Last night I wasn’t feeling so well. It had been a long week and it was only Wednesday. I had been working late every night, getting up early, and couldn’t see an end in sight. I still don’t, but Iwoke up to a loving colleague tweeting about a remarkable student post about classroom work in my course. It’s not often that you get tangible, detailed, positive feedback at 6 in the morning. Let’s just say it was well-timed and the day continued to surprise as I had a rousing conversation about Minds Online with SEU faculty, several students came and engaged in the English Eddies Teacher Circle (along with venerable AISD 2013 Teacher of the Year Sarah Dille and her colleagues Ginger Gannaway and Janie Lewicki) and I arrived home to a swarm of smiling children who wanted to read Winnie the Pooh and go to sleep. Kind of a dream. Feeling grateful. Going to bed.
My kids have been painfully naive about the refugee crisis and ongoing turmoil in Syria and surrounding nations. I’m not sure if it’s the lack of a TV or the privilege of living their White middle class lives here in Austin, but with Sadie’s love for graphic memoirs growing and my commitment to having these tough talks with kids, I think I found a conversation starter during my last trip to Austin Books and Comics. In my last post, I bemoaned the lack of graphic memoir offerings for 2-5th graders and I believe Abirached’s I Remember Beirut can go on my rolling list. In stark black and white frames, she contrasts moments of confusion, wonder, loss, and discovery, structuring the story through I remember…stems and juxtaposing memories of pop culture, invention, commerce, and play with anxious movements, bullet holes, and shrapnel collecting.
The lyrical collage, while seemingly childlike, offers more of an adult’s protective filter on daily happenings in conflict-riddled Beirut of the 80s during the Lebanese Civil War. Nevertheless, the filter makes this a perfect jumping off point for inquiry into past and present religious conflicts, children in war (times), middle east geography, and other storytellers (authors and filmmakers) depicting war and childhood.
I did wonder about all the ways people might misread the text as dismissing the gravity of living in conflict. I had moments myself as I read that she remembered Kit Kats foil paper double linings. But the book starts with bullet holes in a windshield and ends with a burgeoning shrapnel collection. This is to say that there are opportunities for readers to ignore the gravity of the situation in their conversations and focus on all the trivia in the memoir salad. Seems the shrapnel is just as “regular” and “everyday” as Kit Kat and I think that’s her point. This trauma gets normalized for some kids and living with that is what kids living in more secure circumstances get a chance to wonder about and try on in this read. I think it forces some perspective taking that can and should go further. It’s a strong, “safe” start.

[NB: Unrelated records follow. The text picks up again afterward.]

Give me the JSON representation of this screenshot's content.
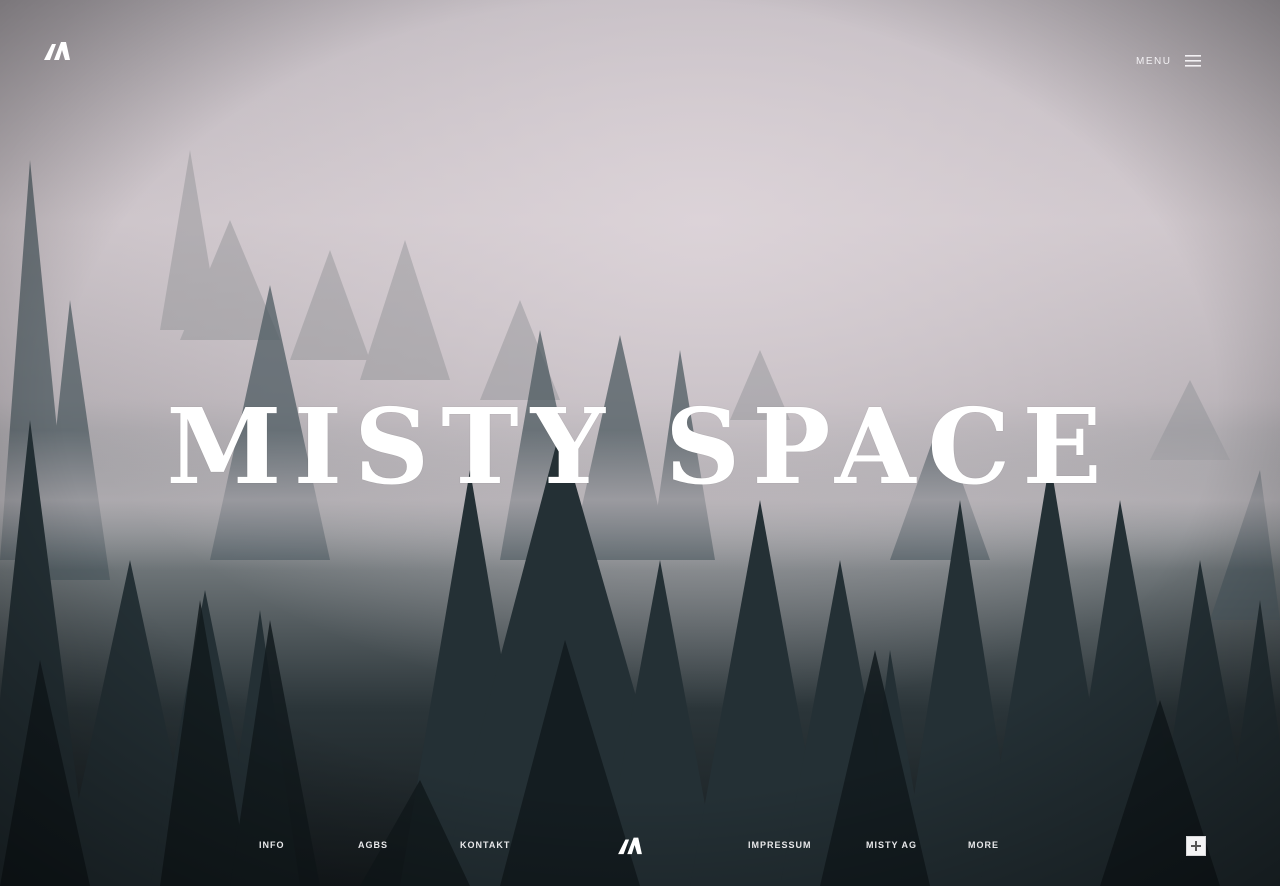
{
  "hero": {
    "title": "MISTY SPACE"
  },
  "header": {
    "logo_icon": "brand-logo-icon",
    "menu_label": "MENU",
    "menu_icon": "menu-icon"
  },
  "footer": {
    "links": [
      "INFO",
      "AGBS",
      "KONTAKT",
      "IMPRESSUM",
      "MISTY AG",
      "MORE"
    ],
    "logo_icon": "brand-logo-icon",
    "corner_button_icon": "plus-square-icon"
  },
  "colors": {
    "fog": "#c9c0c6",
    "forest_dark": "#1b2428",
    "text": "#ffffff"
  }
}
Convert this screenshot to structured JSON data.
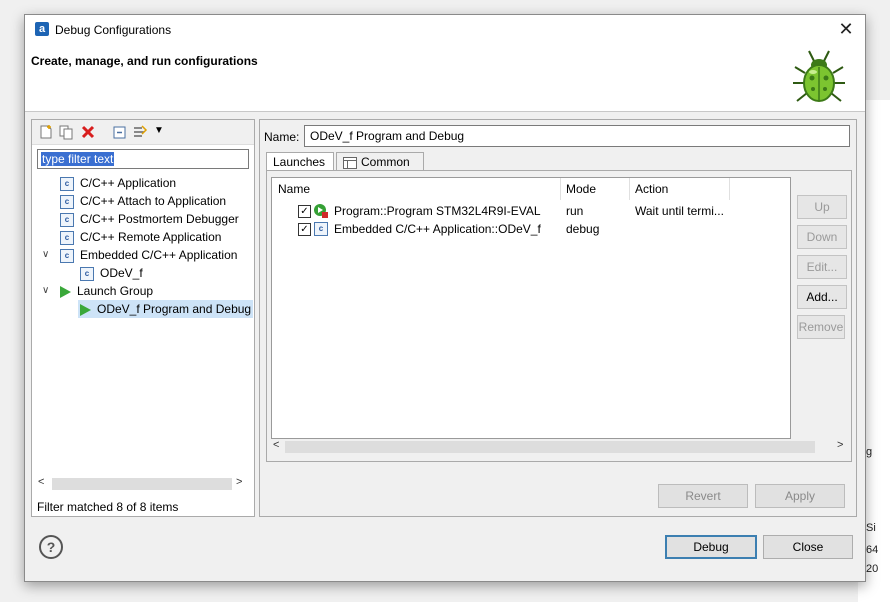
{
  "window": {
    "title": "Debug Configurations",
    "app_icon_letter": "a"
  },
  "header": {
    "title": "Create, manage, and run configurations"
  },
  "left": {
    "toolbar": [
      "new-configuration-icon",
      "duplicate-icon",
      "delete-icon",
      "collapse-all-icon",
      "filter-icon",
      "dropdown-icon"
    ],
    "filter_placeholder": "type filter text",
    "tree": [
      {
        "label": "C/C++ Application"
      },
      {
        "label": "C/C++ Attach to Application"
      },
      {
        "label": "C/C++ Postmortem Debugger"
      },
      {
        "label": "C/C++ Remote Application"
      },
      {
        "label": "Embedded C/C++ Application"
      },
      {
        "label": "ODeV_f"
      },
      {
        "label": "Launch Group"
      },
      {
        "label": "ODeV_f Program and Debug"
      }
    ],
    "status": "Filter matched 8 of 8 items"
  },
  "right": {
    "name_label": "Name:",
    "name_value": "ODeV_f Program and Debug",
    "tabs": [
      {
        "label": "Launches"
      },
      {
        "label": "Common"
      }
    ],
    "table": {
      "columns": [
        "Name",
        "Mode",
        "Action"
      ],
      "rows": [
        {
          "name": "Program::Program STM32L4R9I-EVAL",
          "mode": "run",
          "action": "Wait until termi..."
        },
        {
          "name": "Embedded C/C++ Application::ODeV_f",
          "mode": "debug",
          "action": ""
        }
      ]
    },
    "side_buttons": {
      "up": "Up",
      "down": "Down",
      "edit": "Edit...",
      "add": "Add...",
      "remove": "Remove"
    },
    "revert": "Revert",
    "apply": "Apply"
  },
  "footer": {
    "help": "?",
    "debug": "Debug",
    "close": "Close"
  },
  "background": {
    "t1": "Si",
    "t2": "64",
    "t3": "20",
    "t4": "g"
  }
}
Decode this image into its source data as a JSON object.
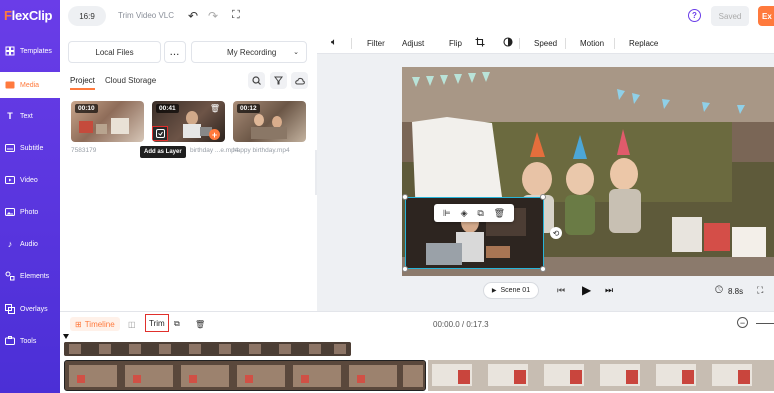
{
  "app": {
    "logo_text": "FlexClip"
  },
  "sidebar": {
    "items": [
      {
        "label": "Templates",
        "icon": "templates-icon"
      },
      {
        "label": "Media",
        "icon": "media-icon",
        "active": true
      },
      {
        "label": "Text",
        "icon": "text-icon"
      },
      {
        "label": "Subtitle",
        "icon": "subtitle-icon"
      },
      {
        "label": "Video",
        "icon": "video-icon"
      },
      {
        "label": "Photo",
        "icon": "photo-icon"
      },
      {
        "label": "Audio",
        "icon": "audio-icon"
      },
      {
        "label": "Elements",
        "icon": "elements-icon"
      },
      {
        "label": "Overlays",
        "icon": "overlays-icon"
      },
      {
        "label": "Tools",
        "icon": "tools-icon"
      }
    ]
  },
  "topbar": {
    "aspect_ratio": "16:9",
    "project_title": "Trim Video VLC",
    "help_label": "?",
    "saved_label": "Saved",
    "export_label": "Ex"
  },
  "media_panel": {
    "local_files": "Local Files",
    "more_label": "...",
    "my_recording": "My Recording",
    "tabs": [
      "Project",
      "Cloud Storage"
    ],
    "items": [
      {
        "duration": "00:10",
        "caption": "7583179"
      },
      {
        "duration": "00:41",
        "caption": "birthday ...e.mp4"
      },
      {
        "duration": "00:12",
        "caption": "happy birthday.mp4"
      }
    ],
    "tooltip": "Add as Layer"
  },
  "editor": {
    "tools": [
      "Filter",
      "Adjust",
      "Flip",
      "Speed",
      "Motion",
      "Replace"
    ],
    "scene_label": "Scene 01",
    "duration": "8.8s"
  },
  "timeline": {
    "timeline_label": "Timeline",
    "trim_label": "Trim",
    "time_readout": "00:00.0 / 0:17.3"
  },
  "colors": {
    "accent": "#ff7a3d",
    "brand": "#5b34e0"
  }
}
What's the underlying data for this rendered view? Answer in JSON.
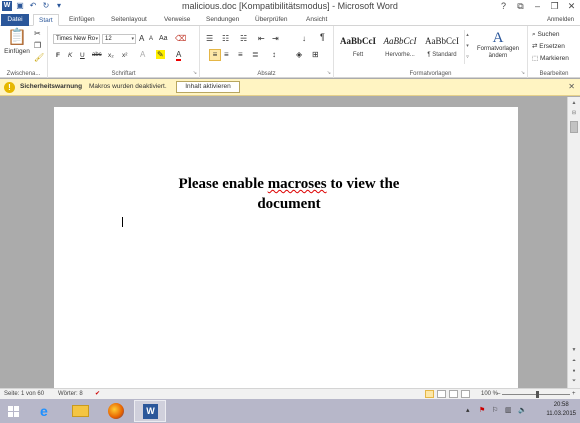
{
  "window": {
    "title": "malicious.doc [Kompatibilitätsmodus] - Microsoft Word",
    "word_icon_letter": "W",
    "controls": {
      "help": "?",
      "ribbon_toggle": "⧉",
      "minimize": "–",
      "maximize": "❐",
      "close": "✕"
    }
  },
  "tabs": {
    "file": "Datei",
    "items": [
      "Start",
      "Einfügen",
      "Seitenlayout",
      "Verweise",
      "Sendungen",
      "Überprüfen",
      "Ansicht"
    ],
    "active": "Start",
    "signin": "Anmelden"
  },
  "ribbon": {
    "clipboard": {
      "label": "Zwischena...",
      "paste": "Einfügen"
    },
    "font": {
      "label": "Schriftart",
      "font_name": "Times New Ro",
      "font_size": "12",
      "grow": "A",
      "shrink": "A",
      "change_case": "Aa",
      "bold": "F",
      "italic": "K",
      "underline": "U",
      "strike": "abc",
      "subscript": "x₂",
      "superscript": "x²",
      "font_color": "A"
    },
    "paragraph": {
      "label": "Absatz",
      "pilcrow": "¶",
      "sort": "↓"
    },
    "styles": {
      "label": "Formatvorlagen",
      "items": [
        {
          "sample": "AaBbCcI",
          "name": "Fett"
        },
        {
          "sample": "AaBbCcI",
          "name": "Hervorhe..."
        },
        {
          "sample": "AaBbCcI",
          "name": "¶ Standard"
        }
      ],
      "change_styles": "Formatvorlagen ändern"
    },
    "editing": {
      "label": "Bearbeiten",
      "find": "Suchen",
      "replace": "Ersetzen",
      "select": "Markieren"
    }
  },
  "security_bar": {
    "icon": "!",
    "title": "Sicherheitswarnung",
    "message": "Makros wurden deaktiviert.",
    "button": "Inhalt aktivieren",
    "close": "✕"
  },
  "document": {
    "heading_pre": "Please enable ",
    "heading_spell": "macroses",
    "heading_post": " to view the document"
  },
  "statusbar": {
    "page": "Seite: 1 von 60",
    "words": "Wörter: 8",
    "zoom": "100 %",
    "zoom_minus": "–",
    "zoom_plus": "+",
    "zoom_level_percent": 100
  },
  "taskbar": {
    "apps": [
      "start-icon",
      "internet-explorer-icon",
      "file-explorer-icon",
      "firefox-icon",
      "word-icon"
    ],
    "time": "20:58",
    "date": "11.03.2015"
  },
  "colors": {
    "accent": "#2b579a",
    "security_bar_bg": "#fff4c2",
    "taskbar": "#b7b7c9"
  }
}
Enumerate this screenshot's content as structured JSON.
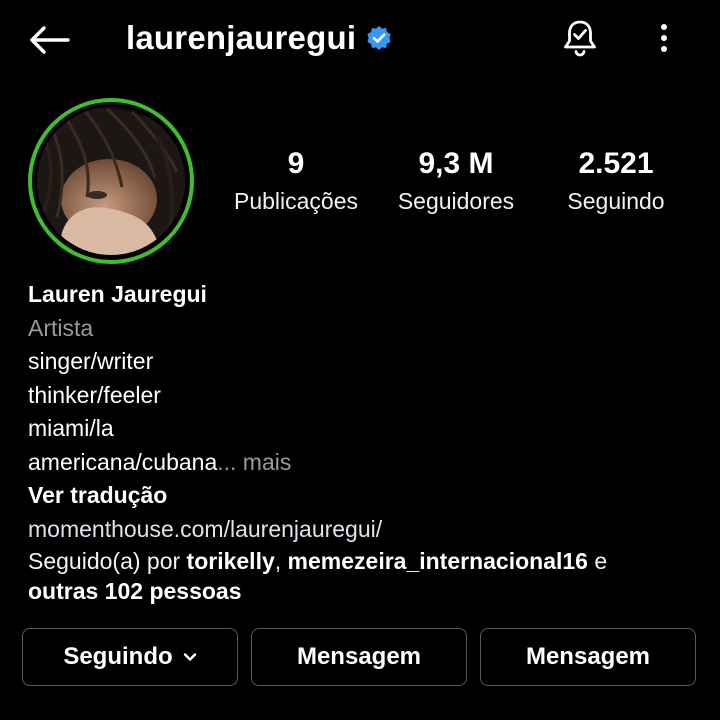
{
  "header": {
    "username": "laurenjauregui",
    "back_icon": "arrow-left-icon",
    "verified_icon": "verified-badge-icon",
    "bell_icon": "notification-bell-icon",
    "more_icon": "more-vertical-icon"
  },
  "stats": {
    "posts": {
      "value": "9",
      "label": "Publicações"
    },
    "followers": {
      "value": "9,3 M",
      "label": "Seguidores"
    },
    "following": {
      "value": "2.521",
      "label": "Seguindo"
    }
  },
  "bio": {
    "name": "Lauren Jauregui",
    "category": "Artista",
    "lines": [
      "singer/writer",
      "thinker/feeler",
      "miami/la",
      "americana/cubana"
    ],
    "ellipsis": "... mais",
    "translate": "Ver tradução",
    "link": "momenthouse.com/laurenjauregui/"
  },
  "followed_by": {
    "prefix": "Seguido(a) por ",
    "user1": "torikelly",
    "sep": ", ",
    "user2": "memezeira_internacional16",
    "and": " e",
    "others": "outras 102 pessoas"
  },
  "buttons": {
    "following": "Seguindo",
    "message1": "Mensagem",
    "message2": "Mensagem"
  },
  "colors": {
    "background": "#000000",
    "story_ring": "#3fbf2e",
    "verified": "#3897f0",
    "muted_text": "#9a9a9a"
  }
}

Paging through the time capsule at the Lockhart, Texas branch, I was inspired to consider what happens when libraries cull their collections. Often I encounter the sales in the spring or summer when old books are placed on carts for 10 cents or donated to the goodwill. Obviously these books aren’t getting burned, but these sifting practices take a bit of the history out of childrens collections. Made me really wonder about all the interesting questions kids might ask when confronted with more books from older generations. Also made me think about all the opportunities for critical history and literacy we lose when we avoid or eliminate everyday old books from shelves. Just a few skims and cover reviews, provoked so many questions for me about changes in technology, propriety, regionalism, conceptions of diversity. These older editions are maintaining some of the history in Lockhart and making updates and shifts in history visible. What happens to older texts when librarians update collections in big city libraries I tend to frequent? I wonder how it varies. I’m guessing economics has something to do with it, but I think this is one of those situations where the upside down economics might have been worked with intelligently. There was a huge collection of childrens books in Spanish and a whole room dedicated to young adults with YALit and computers. How are the collections revised in your local library?
One day Sadie just started asking, “Where’s the mom?” We’d be reading along in one of her books – all the gifts and garage sale acquisitions within her reach – and after about 3-5 pages, she’d want to know where all the adults were. This got me thinking about these books where children run things, without adult supervision, quietly busy, compliant, and leaving caregivers alone to attend to their domestic affairs, their heroine habits, or their writing careers? But to my 2-3 year old, these scenarios did not seem natural.
This “idealized” adult author version of the “Busy Timmy” galavanting about, waking up, getting dressed, fixing his breakfast, brushing his hair, cleaning his room, rocking on his horse, seemingly without caregivers, but with sweater buttoned up tight and hat tied closely beneath his chin was suspect.
This was the beginning of our early critical conversations. While I couldn’t guarantee that there was a mom, I could ask what Sadie thought might be going on outside of the page or beyond the frame. Who do you think wrote this book? Why would a grown up write a book about such a busy little boy? Why do grown ups want kids to be busy? Notice Timmy does not make any messes while he is busy. While we didn’t re-write social injustices with that conversation, we did start our early journey conversations about the constructedness of texts.